[Entries from a dataset of interfaces]

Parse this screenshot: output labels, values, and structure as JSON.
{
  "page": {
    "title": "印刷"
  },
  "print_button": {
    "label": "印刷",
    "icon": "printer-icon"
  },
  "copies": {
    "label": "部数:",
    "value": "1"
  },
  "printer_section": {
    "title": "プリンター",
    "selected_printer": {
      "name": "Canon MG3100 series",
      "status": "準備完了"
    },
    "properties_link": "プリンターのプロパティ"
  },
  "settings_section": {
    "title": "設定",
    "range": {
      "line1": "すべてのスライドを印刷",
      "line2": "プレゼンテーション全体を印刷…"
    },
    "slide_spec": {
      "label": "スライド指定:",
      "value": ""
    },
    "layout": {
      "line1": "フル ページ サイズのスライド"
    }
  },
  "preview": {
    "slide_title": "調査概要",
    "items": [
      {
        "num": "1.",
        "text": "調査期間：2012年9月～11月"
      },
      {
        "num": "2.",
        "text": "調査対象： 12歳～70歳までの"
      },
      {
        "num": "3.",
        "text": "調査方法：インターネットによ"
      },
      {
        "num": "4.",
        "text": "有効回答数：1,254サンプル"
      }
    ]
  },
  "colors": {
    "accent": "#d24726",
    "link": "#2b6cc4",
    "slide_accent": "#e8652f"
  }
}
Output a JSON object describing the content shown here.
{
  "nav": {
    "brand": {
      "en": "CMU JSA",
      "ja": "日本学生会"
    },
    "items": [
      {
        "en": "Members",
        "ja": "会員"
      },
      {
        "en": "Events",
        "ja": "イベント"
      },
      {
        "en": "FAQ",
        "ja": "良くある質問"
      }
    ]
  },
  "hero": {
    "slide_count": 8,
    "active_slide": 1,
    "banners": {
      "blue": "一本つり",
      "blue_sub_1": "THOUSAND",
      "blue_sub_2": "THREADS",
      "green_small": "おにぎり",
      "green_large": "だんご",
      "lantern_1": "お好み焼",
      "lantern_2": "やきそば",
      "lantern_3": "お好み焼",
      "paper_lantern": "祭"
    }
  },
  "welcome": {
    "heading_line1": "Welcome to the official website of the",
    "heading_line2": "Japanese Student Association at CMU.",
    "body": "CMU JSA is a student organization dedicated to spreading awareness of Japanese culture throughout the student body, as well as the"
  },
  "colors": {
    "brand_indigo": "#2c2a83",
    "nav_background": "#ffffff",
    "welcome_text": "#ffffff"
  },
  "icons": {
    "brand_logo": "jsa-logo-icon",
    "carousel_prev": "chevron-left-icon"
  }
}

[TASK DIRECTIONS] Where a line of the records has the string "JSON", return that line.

[EXERCISE RESPONSE]
Parse this screenshot: output labels, values, and structure as JSON.
Output a JSON object describing the content shown here.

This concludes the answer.